The site consists of five major groupings of buildings called “conjuntos”, and labeled A, B, C, D and E. Conjunto D is more commonly referred to as the Plaza del Serpiente (Plaza of the Serpent). Conjunto E is more commonly referred to as the ball court area. Buildings within each of the conjuntos are denoted with numbers, such as 1A or 1B.

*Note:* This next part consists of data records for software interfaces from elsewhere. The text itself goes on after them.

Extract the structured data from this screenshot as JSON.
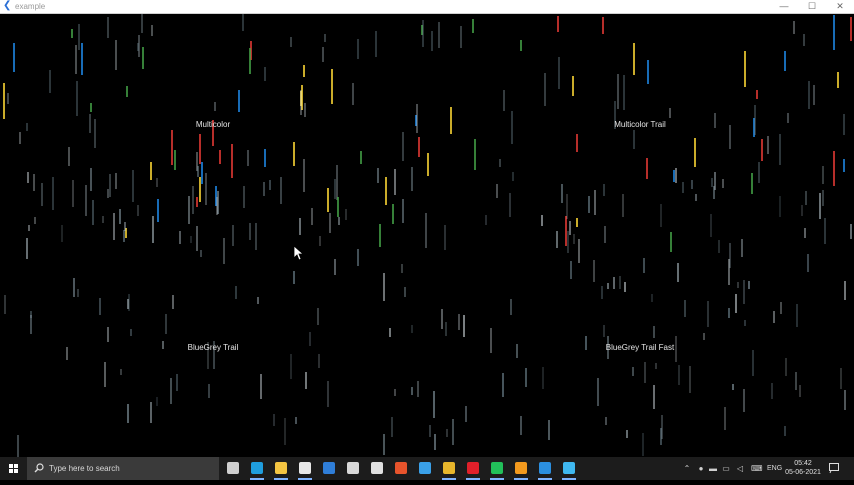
{
  "window": {
    "title": "example",
    "minimize": "—",
    "maximize": "☐",
    "close": "✕"
  },
  "panes": [
    {
      "id": "multicolor",
      "label": "Multicolor"
    },
    {
      "id": "multicolor-trail",
      "label": "Multicolor Trail"
    },
    {
      "id": "bluegrey-trail",
      "label": "BlueGrey Trail"
    },
    {
      "id": "bluegrey-trail-fast",
      "label": "BlueGrey Trail Fast"
    }
  ],
  "colors": {
    "multicolor": [
      "#e53935",
      "#43a047",
      "#1e88e5",
      "#fdd835"
    ],
    "bluegrey": [
      "#90a4ae",
      "#b0bec5",
      "#78909c",
      "#cfd8dc"
    ]
  },
  "taskbar": {
    "search_placeholder": "Type here to search",
    "apps": [
      {
        "name": "task-view",
        "icon": "task-view-icon",
        "color": "#cfcfcf"
      },
      {
        "name": "edge",
        "icon": "edge-icon",
        "color": "#1f9ede"
      },
      {
        "name": "file-explorer",
        "icon": "folder-icon",
        "color": "#f4c542"
      },
      {
        "name": "store",
        "icon": "store-icon",
        "color": "#e8e8e8"
      },
      {
        "name": "mail",
        "icon": "mail-icon",
        "color": "#2f7ed8"
      },
      {
        "name": "pen-app",
        "icon": "pen-icon",
        "color": "#d8d8d8"
      },
      {
        "name": "xbox",
        "icon": "xbox-icon",
        "color": "#e0e0e0"
      },
      {
        "name": "office",
        "icon": "office-icon",
        "color": "#e8542c"
      },
      {
        "name": "feather-app",
        "icon": "feather-icon",
        "color": "#3aa0e8"
      },
      {
        "name": "chrome",
        "icon": "chrome-icon",
        "color": "#e8b62c"
      },
      {
        "name": "opera",
        "icon": "opera-icon",
        "color": "#e0202a"
      },
      {
        "name": "messages-app",
        "icon": "chat-icon",
        "color": "#22c05a"
      },
      {
        "name": "sublime",
        "icon": "sublime-icon",
        "color": "#f39a1e"
      },
      {
        "name": "vscode",
        "icon": "vscode-icon",
        "color": "#2b8fe0"
      },
      {
        "name": "flutter-app",
        "icon": "flutter-icon",
        "color": "#3fb8f0"
      }
    ],
    "language": "ENG",
    "time": "05:42",
    "date": "05-06-2021"
  }
}
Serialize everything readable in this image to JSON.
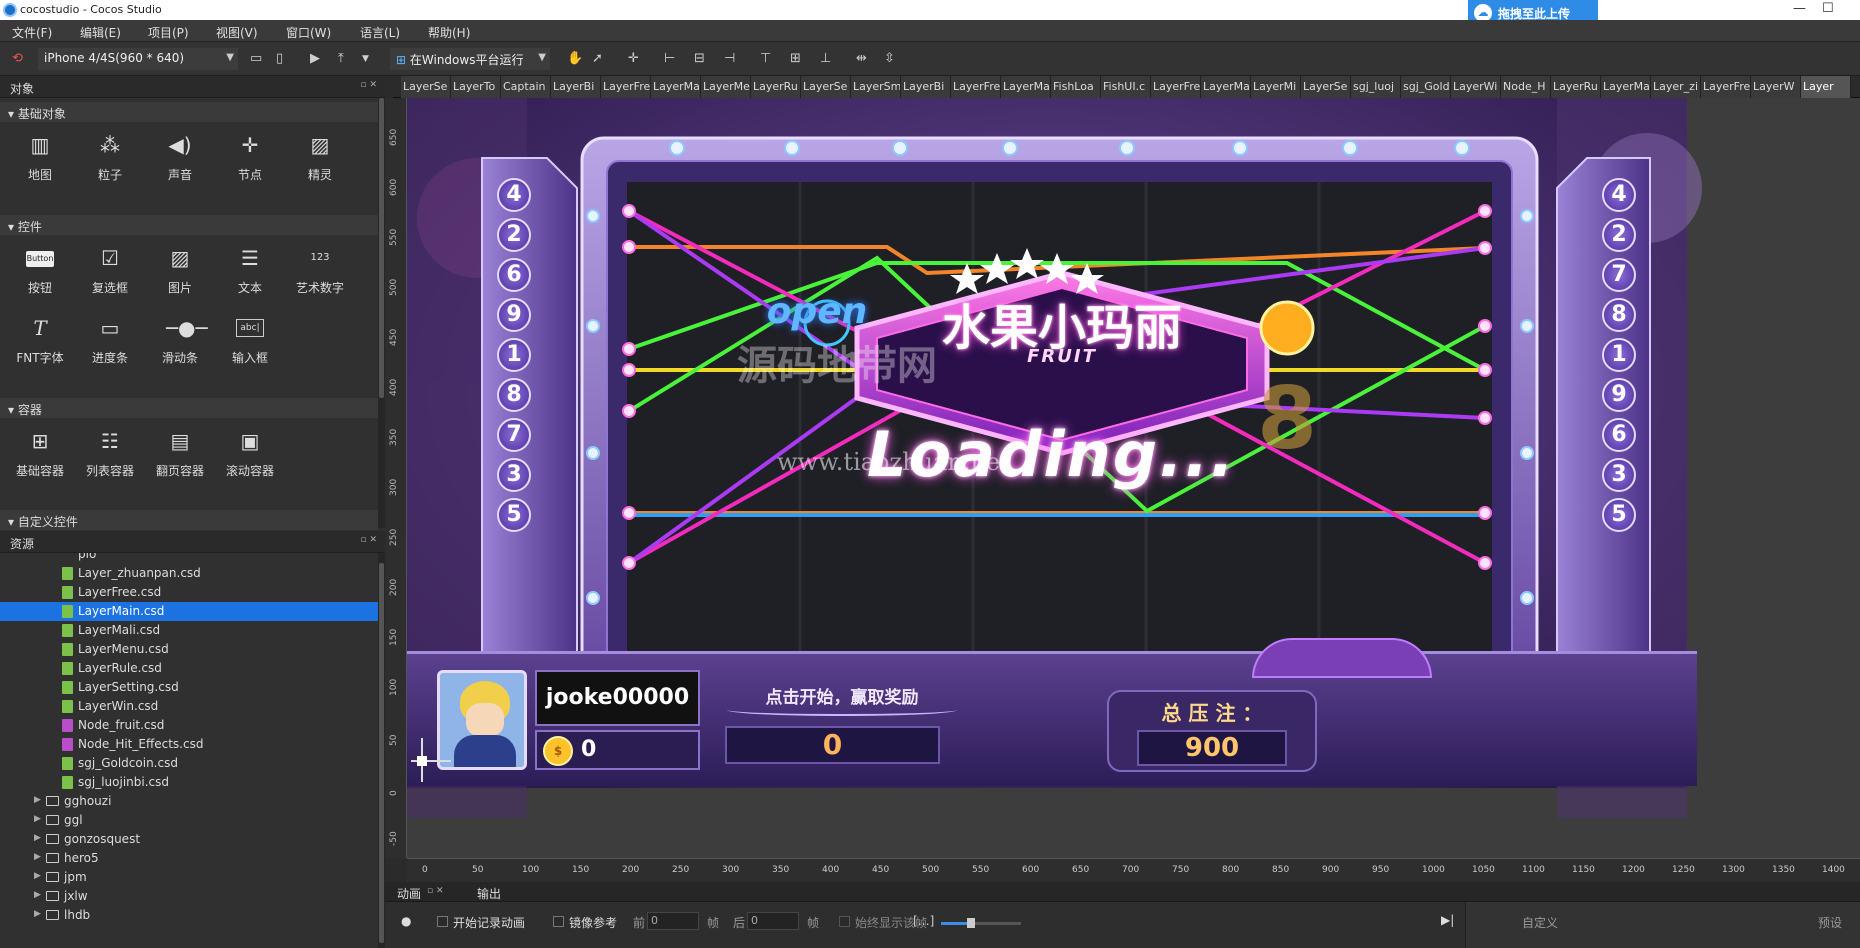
{
  "window": {
    "title": "cocostudio - Cocos Studio",
    "upload_label": "拖拽至此上传",
    "upload_icon": "cloud-icon"
  },
  "menu": [
    "文件(F)",
    "编辑(E)",
    "项目(P)",
    "视图(V)",
    "窗口(W)",
    "语言(L)",
    "帮助(H)"
  ],
  "toolbar": {
    "device": "iPhone 4/4S(960 * 640)",
    "run_mode": "在Windows平台运行"
  },
  "objects_panel": {
    "title": "对象",
    "sections": {
      "basic": {
        "title": "基础对象",
        "items": [
          {
            "label": "地图",
            "icon": "map-icon"
          },
          {
            "label": "粒子",
            "icon": "particle-icon"
          },
          {
            "label": "声音",
            "icon": "sound-icon"
          },
          {
            "label": "节点",
            "icon": "node-icon"
          },
          {
            "label": "精灵",
            "icon": "sprite-icon"
          }
        ]
      },
      "controls": {
        "title": "控件",
        "items": [
          {
            "label": "按钮",
            "icon": "button-icon",
            "glyph": "Button"
          },
          {
            "label": "复选框",
            "icon": "checkbox-icon"
          },
          {
            "label": "图片",
            "icon": "image-icon"
          },
          {
            "label": "文本",
            "icon": "text-icon"
          },
          {
            "label": "艺术数字",
            "icon": "art-number-icon",
            "glyph": "123"
          },
          {
            "label": "FNT字体",
            "icon": "fnt-font-icon"
          },
          {
            "label": "进度条",
            "icon": "progress-bar-icon"
          },
          {
            "label": "滑动条",
            "icon": "slider-icon"
          },
          {
            "label": "输入框",
            "icon": "input-box-icon",
            "glyph": "abc|"
          }
        ]
      },
      "containers": {
        "title": "容器",
        "items": [
          {
            "label": "基础容器",
            "icon": "panel-icon"
          },
          {
            "label": "列表容器",
            "icon": "list-view-icon"
          },
          {
            "label": "翻页容器",
            "icon": "page-view-icon"
          },
          {
            "label": "滚动容器",
            "icon": "scroll-view-icon"
          }
        ]
      },
      "custom": {
        "title": "自定义控件"
      }
    }
  },
  "resources_panel": {
    "title": "资源",
    "truncated_top": "plo",
    "files": [
      {
        "name": "Layer_zhuanpan.csd",
        "color": "green"
      },
      {
        "name": "LayerFree.csd",
        "color": "green"
      },
      {
        "name": "LayerMain.csd",
        "color": "green",
        "selected": true
      },
      {
        "name": "LayerMali.csd",
        "color": "green"
      },
      {
        "name": "LayerMenu.csd",
        "color": "green"
      },
      {
        "name": "LayerRule.csd",
        "color": "green"
      },
      {
        "name": "LayerSetting.csd",
        "color": "green"
      },
      {
        "name": "LayerWin.csd",
        "color": "green"
      },
      {
        "name": "Node_fruit.csd",
        "color": "purple"
      },
      {
        "name": "Node_Hit_Effects.csd",
        "color": "purple"
      },
      {
        "name": "sgj_Goldcoin.csd",
        "color": "green"
      },
      {
        "name": "sgj_luojinbi.csd",
        "color": "green"
      }
    ],
    "folders": [
      "gghouzi",
      "ggl",
      "gonzosquest",
      "hero5",
      "jpm",
      "jxlw",
      "lhdb"
    ]
  },
  "doc_tabs": [
    "LayerSe",
    "LayerTo",
    "Captain",
    "LayerBi",
    "LayerFre",
    "LayerMa",
    "LayerMe",
    "LayerRu",
    "LayerSe",
    "LayerSm",
    "LayerBi",
    "LayerFre",
    "LayerMa",
    "FishLoa",
    "FishUI.c",
    "LayerFre",
    "LayerMa",
    "LayerMi",
    "LayerSe",
    "sgj_luoj",
    "sgj_Gold",
    "LayerWi",
    "Node_H",
    "LayerRu",
    "LayerMa",
    "Layer_zi",
    "LayerFre",
    "LayerW",
    "Layer"
  ],
  "ruler_v": [
    "650",
    "600",
    "550",
    "500",
    "450",
    "400",
    "350",
    "300",
    "250",
    "200",
    "150",
    "100",
    "50",
    "0",
    "-50"
  ],
  "ruler_h": [
    "0",
    "50",
    "100",
    "150",
    "200",
    "250",
    "300",
    "350",
    "400",
    "450",
    "500",
    "550",
    "600",
    "650",
    "700",
    "750",
    "800",
    "850",
    "900",
    "950",
    "1000",
    "1050",
    "1100",
    "1150",
    "1200",
    "1250",
    "1300",
    "1350",
    "1400"
  ],
  "game": {
    "logo_cn": "水果小玛丽",
    "logo_en": "FRUIT",
    "open_sign": "open",
    "loading": "Loading...",
    "watermark_cn": "源码地带网",
    "watermark_url": "www.tiaozhuan.net",
    "left_numbers": [
      "4",
      "2",
      "6",
      "9",
      "1",
      "8",
      "7",
      "3",
      "5"
    ],
    "right_numbers": [
      "4",
      "2",
      "7",
      "8",
      "1",
      "9",
      "6",
      "3",
      "5"
    ],
    "player_name": "jooke00000",
    "coins": "0",
    "start_hint": "点击开始，赢取奖励",
    "win_value": "0",
    "total_bet_label": "总 压 注 ：",
    "total_bet_value": "900",
    "colors": {
      "bg": "#3a2464",
      "frame": "#6e4bb0",
      "orange": "#ff8a2a",
      "green": "#4cff3c",
      "yellow": "#ffe52a",
      "magenta": "#ff2cc6",
      "cyan": "#2fa6ff"
    }
  },
  "bottom_panel": {
    "tabs": [
      "动画",
      "输出"
    ],
    "record_label": "开始记录动画",
    "mirror_label": "镜像参考",
    "prev_label": "前",
    "prev_value": "0",
    "frame_unit": "帧",
    "next_label": "后",
    "next_value": "0",
    "always_show_label": "始终显示该帧",
    "custom_label": "自定义",
    "preset_label": "预设"
  }
}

The main entrance to the city is through the plaza of the jaguar, which lies on the hill on the north side just below the level of the rest of the city. From this plaza a series of stone steps takes one up to the city level. The jaguar relief shows a seated jaguar, wearing a medallion around its neck and in the process of eating a kind of flower or heart. To the left of this image there is the representation of the date marker “Two Rabbit” and to the right is the date marker “Nine House”. One of the interpretations of this set of reliefs is that it represents the occurrence of an eclipse. The jaguar represents some kind of earth monster eating the sun, which is represented by the flower or heart figure. An eclipse did indeed occur on the date “Two Rabbit Nine House” on the Aztec calendar. Conjuntos A and B consist of a plaza with a temple pyramid, or rather pyramid base, with one or more smaller buildings associated with it. Both are located at the extreme east of the excavated zone, near where the hill’s steep slopes to the valley floor begin. Conjunto B contains a nearly complete pyramid with a small altar in front and various platforms for dwellings. Some of the structures here show Otomi architectural influence. Buildings here were roofed with thick layers of mud reinforced with poles and had stucco floors, which contain evidence of cooking/heating fires. Conjunto C is a small group of buildings just behind to the west of the jaguar relief and the main stairs entering the city. This area contains some of the oldest exposed structures at the site. The Plaza de la Serpiente (Conjunto D) is located in the western part of the excavated area. The largest structure here is the serpent base, which is 120 metres long and 40 metres wide. The name of the plaza and the building comes from a sculpted stone found at the northeast corner of the serpent base, formed in the shape of a snake’s head. These patios are square and contain drainage system for wastewater. The structure also contains an entrance hallway and pits for fires in the interior. The defensive walls of the city were mostly constructed by the Matlatzincas, who conquered the city in 1200 CE. The largest and most intact are located on the west side of the city. They reach the height of 10 metres and are up to 1.5 metres wide. These were constructed without mortar and took advantage of the contours of the land. The ball court area (Conjunto E) lies to the south of the Plaza de la Serpiente and Conjunto C. The court is sunken and I-shaped, with the top and bottom of the “I” facing east and west. The temazcal, or ritual/purification steam bath is located on the east side of the ball game complex. There is a shallow hole in the centre of the area where rocks would be heated and then sprinkled with water to produce steam. From the centre of the sauna, there is a drainage ditch. Only the sunken foundation remains.